What she meant was that you will learn more as you make mistakes and grow from the experience than anything anyone teaches you.
My daughter went to Korea last year. She had never flown anywhere on her own. As I took her to the airport the morning of her departure, I gave her some instructions on how to not lose her money and be safe. She quipped back to me, “DAD I KNOW WHAT TO DO… MY PARENTS HAVE TRAVELED A LOT!” I kept my mouth shut.
When she landed in Inchon, she got ripped off by a cab driver taking her into Seoul. She called me several days later and said, “A taxi driver overcharged me on purpose because I didn’t understand the currency he wanted. Trust me, it will never happen again. I have learned a lot by this experience.” I know what she meant. I learned the same way when I traveled alone… by making mistakes.
The truth is that you will learn more from what you experience in success and failure than you learned in most of you schooling. Life will teach you more than any textbook you used in classes. When I started working in church right out of seminary, I had to hold meetings with committees, work with those who held influence among the congregation, teach other to lead as volunteers and develop relationships that conveyed trust. Not one class I took in high school, college or seminary taught me those skills.
Oh, I learned a lot about the history of the church, controversies in the 1800s and how to parse a verb. Not one class was ever offered to teach me how to do the work I would do in my day-to-day career.
You will learn more as you experience success and failure than anything anyone teaches you. This is bought wisdom. It isn't something you learn from a lecture or a textbook. It is learned from (as my grandfather said) the "school of hard knocks." As life knocks you down, you learn to avoid the pain and make adjustments that will prevent you getting knocked down that way again.
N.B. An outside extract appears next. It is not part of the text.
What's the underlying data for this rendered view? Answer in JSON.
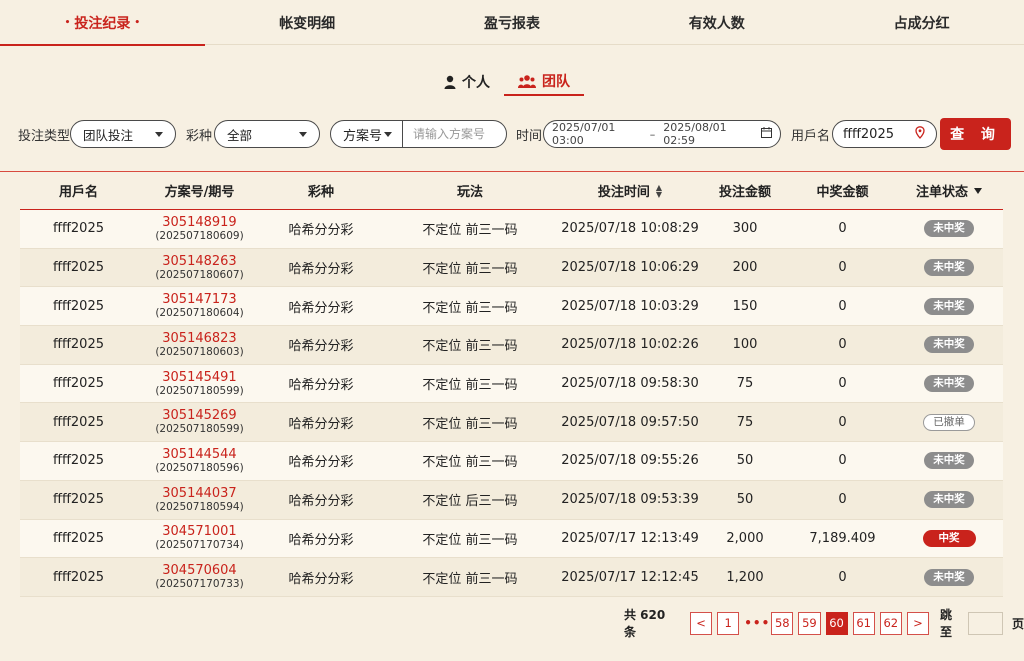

How can you use this to allow your team to learn from their mistakes and make the changes you know they need to make? How can you "supervise" their failures and help them learn and grow from them? Until you do, your teachings are falling on deaf ears. They will learn as they fail... and move on.